- **TASK DETAILS**
Say how many lines of the data contain "here", and nothing more.

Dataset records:
------------
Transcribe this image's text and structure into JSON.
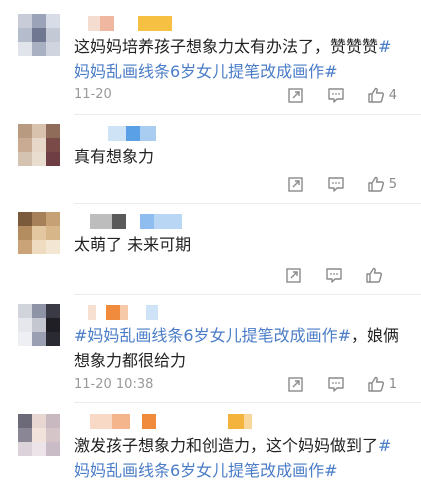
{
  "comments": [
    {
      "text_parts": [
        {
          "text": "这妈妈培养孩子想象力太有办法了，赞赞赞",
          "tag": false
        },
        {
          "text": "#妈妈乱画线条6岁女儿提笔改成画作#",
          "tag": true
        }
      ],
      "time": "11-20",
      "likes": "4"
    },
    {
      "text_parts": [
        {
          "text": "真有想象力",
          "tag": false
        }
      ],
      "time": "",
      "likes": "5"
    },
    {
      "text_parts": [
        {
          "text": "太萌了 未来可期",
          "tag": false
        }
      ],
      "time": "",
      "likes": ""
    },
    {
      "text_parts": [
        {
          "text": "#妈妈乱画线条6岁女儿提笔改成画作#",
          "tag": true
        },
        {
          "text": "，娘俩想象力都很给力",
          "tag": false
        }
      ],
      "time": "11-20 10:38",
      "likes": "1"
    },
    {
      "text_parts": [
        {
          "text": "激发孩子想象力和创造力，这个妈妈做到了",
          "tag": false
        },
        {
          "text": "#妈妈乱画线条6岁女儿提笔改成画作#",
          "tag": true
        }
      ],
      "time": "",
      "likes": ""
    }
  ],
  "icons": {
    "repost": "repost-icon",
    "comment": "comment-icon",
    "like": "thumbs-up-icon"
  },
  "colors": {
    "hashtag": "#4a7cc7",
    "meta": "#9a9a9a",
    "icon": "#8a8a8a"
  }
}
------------
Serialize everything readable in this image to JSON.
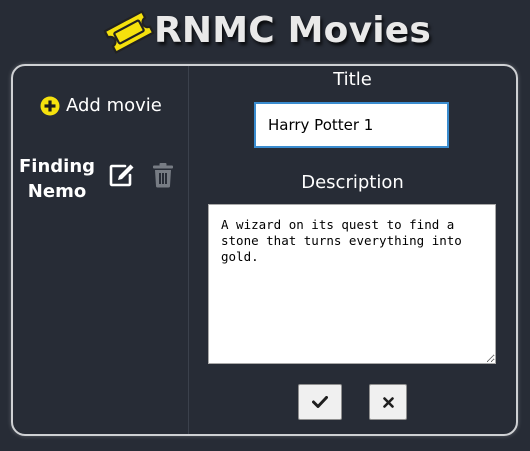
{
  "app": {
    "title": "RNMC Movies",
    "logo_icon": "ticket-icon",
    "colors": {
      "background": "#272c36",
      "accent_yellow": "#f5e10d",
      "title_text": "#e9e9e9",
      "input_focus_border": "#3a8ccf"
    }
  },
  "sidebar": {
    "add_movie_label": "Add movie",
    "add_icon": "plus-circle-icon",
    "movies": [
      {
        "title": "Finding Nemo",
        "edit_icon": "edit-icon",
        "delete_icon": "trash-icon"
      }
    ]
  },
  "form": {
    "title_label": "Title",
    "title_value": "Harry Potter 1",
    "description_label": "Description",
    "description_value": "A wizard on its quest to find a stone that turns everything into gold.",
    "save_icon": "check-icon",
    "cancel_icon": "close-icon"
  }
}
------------
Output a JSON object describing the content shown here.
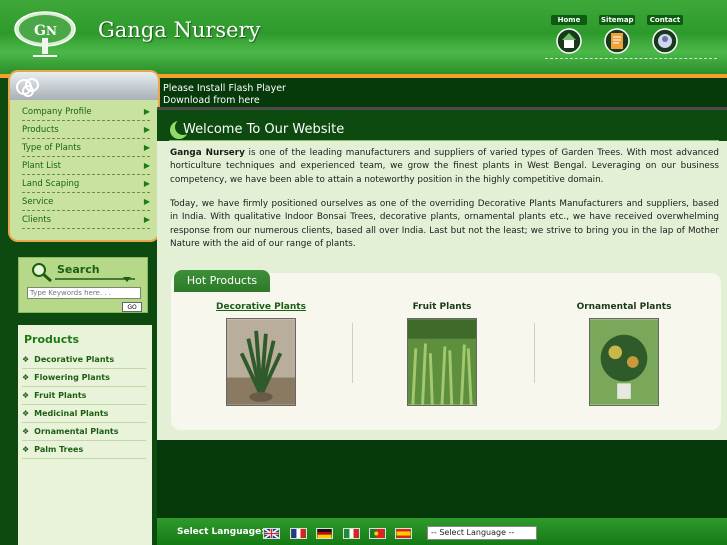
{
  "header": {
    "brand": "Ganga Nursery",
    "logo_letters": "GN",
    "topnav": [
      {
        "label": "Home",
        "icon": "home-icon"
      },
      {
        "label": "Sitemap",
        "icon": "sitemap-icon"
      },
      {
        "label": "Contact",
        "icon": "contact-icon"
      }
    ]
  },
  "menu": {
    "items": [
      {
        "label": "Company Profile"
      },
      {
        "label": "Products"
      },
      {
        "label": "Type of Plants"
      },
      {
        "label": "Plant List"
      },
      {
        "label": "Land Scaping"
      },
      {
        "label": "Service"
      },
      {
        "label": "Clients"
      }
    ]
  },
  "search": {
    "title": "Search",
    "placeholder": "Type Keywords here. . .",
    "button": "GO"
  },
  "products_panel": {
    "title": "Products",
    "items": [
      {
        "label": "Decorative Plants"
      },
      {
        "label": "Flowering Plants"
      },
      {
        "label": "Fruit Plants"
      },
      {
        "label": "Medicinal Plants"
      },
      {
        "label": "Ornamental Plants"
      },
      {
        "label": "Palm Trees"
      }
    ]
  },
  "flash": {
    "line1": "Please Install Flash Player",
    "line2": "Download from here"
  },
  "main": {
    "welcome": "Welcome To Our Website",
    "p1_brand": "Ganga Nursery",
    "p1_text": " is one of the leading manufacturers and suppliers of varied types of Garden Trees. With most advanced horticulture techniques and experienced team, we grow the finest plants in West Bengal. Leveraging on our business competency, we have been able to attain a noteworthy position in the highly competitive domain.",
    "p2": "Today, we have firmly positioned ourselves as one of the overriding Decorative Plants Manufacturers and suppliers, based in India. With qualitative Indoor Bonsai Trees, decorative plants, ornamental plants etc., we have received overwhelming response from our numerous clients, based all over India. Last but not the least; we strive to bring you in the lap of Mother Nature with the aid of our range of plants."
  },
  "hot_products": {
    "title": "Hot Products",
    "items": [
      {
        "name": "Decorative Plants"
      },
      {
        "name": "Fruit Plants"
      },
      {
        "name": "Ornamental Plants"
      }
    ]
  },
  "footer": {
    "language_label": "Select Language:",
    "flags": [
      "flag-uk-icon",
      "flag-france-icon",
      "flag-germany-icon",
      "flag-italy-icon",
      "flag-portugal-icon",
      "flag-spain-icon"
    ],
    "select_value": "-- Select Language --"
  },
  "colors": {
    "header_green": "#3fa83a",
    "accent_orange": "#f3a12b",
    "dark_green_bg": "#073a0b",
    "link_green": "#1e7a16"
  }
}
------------
- **SOLVED PROBLEM**
3